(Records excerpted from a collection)
+ + +

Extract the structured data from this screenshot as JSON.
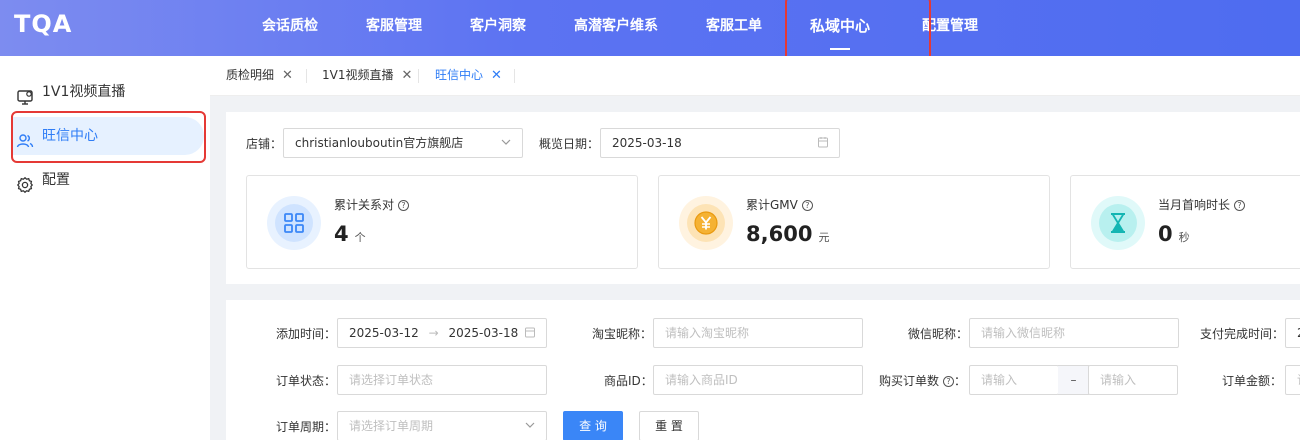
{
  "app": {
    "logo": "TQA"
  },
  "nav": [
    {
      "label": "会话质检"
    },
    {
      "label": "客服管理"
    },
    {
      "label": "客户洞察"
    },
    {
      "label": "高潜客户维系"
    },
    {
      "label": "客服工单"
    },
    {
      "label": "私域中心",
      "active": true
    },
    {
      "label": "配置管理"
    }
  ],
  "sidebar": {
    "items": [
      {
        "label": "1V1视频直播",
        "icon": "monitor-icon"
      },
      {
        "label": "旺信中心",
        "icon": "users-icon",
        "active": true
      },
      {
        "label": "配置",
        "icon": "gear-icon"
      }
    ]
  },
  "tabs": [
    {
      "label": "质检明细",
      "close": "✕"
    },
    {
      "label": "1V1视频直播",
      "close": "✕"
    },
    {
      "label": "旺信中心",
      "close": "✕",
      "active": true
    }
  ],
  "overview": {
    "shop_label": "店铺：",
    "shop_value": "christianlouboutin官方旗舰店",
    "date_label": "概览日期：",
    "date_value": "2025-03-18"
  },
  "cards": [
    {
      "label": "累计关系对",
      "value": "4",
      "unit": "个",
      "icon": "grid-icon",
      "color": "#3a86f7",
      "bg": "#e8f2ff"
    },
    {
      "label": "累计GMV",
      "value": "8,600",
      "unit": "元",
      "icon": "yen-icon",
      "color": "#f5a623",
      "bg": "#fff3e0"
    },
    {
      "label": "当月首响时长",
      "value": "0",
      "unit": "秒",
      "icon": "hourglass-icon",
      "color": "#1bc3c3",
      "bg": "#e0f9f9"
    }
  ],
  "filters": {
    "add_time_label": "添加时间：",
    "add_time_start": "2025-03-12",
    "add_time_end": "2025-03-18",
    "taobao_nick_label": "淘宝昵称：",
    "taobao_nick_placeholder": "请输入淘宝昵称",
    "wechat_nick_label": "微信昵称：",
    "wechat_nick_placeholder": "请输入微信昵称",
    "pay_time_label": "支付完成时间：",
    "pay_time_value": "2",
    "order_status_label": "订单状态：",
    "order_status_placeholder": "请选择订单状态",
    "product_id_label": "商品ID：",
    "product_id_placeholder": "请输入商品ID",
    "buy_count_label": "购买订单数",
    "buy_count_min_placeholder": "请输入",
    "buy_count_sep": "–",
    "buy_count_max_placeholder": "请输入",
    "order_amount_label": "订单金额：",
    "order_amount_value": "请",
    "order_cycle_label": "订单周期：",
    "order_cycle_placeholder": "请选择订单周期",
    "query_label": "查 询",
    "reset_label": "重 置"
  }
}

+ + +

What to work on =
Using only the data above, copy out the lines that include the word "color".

Exercise result =
      "color": "#3a86f7",
      "color": "#f5a623",
      "color": "#1bc3c3",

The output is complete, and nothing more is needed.